EXERCISE DETAILS — Find all the lines in the material below with the word "label", and copy them.

EXTRACTED RECORDS —
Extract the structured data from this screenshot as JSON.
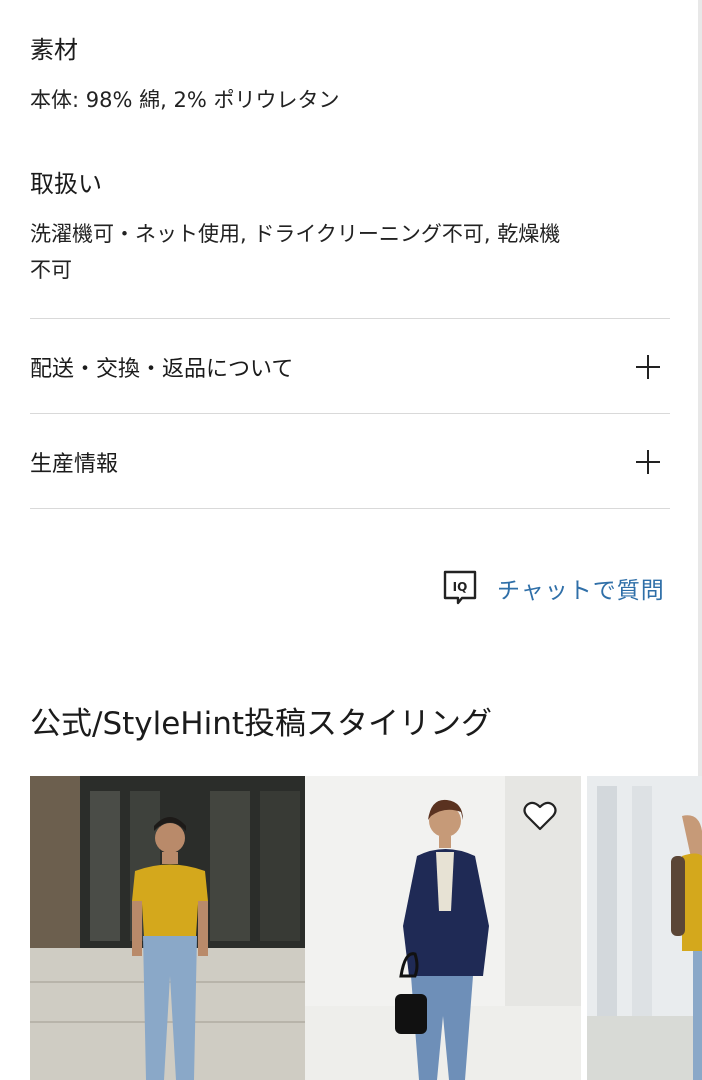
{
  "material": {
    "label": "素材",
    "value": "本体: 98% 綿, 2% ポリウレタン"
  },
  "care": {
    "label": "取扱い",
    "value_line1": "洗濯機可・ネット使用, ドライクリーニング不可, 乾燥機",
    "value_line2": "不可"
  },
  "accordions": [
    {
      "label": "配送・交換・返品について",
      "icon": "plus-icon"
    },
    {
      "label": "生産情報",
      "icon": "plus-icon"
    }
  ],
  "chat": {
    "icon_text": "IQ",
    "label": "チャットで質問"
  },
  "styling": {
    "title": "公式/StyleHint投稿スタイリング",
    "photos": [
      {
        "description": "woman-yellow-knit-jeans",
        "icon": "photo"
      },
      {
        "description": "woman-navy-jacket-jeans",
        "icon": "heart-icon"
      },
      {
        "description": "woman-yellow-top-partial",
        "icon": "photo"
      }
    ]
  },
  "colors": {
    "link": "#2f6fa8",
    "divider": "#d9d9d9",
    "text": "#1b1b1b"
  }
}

TASK ANSWER —
    "label": "素材",
    "label": "取扱い",
      "label": "配送・交換・返品について",
      "label": "生産情報",
    "label": "チャットで質問"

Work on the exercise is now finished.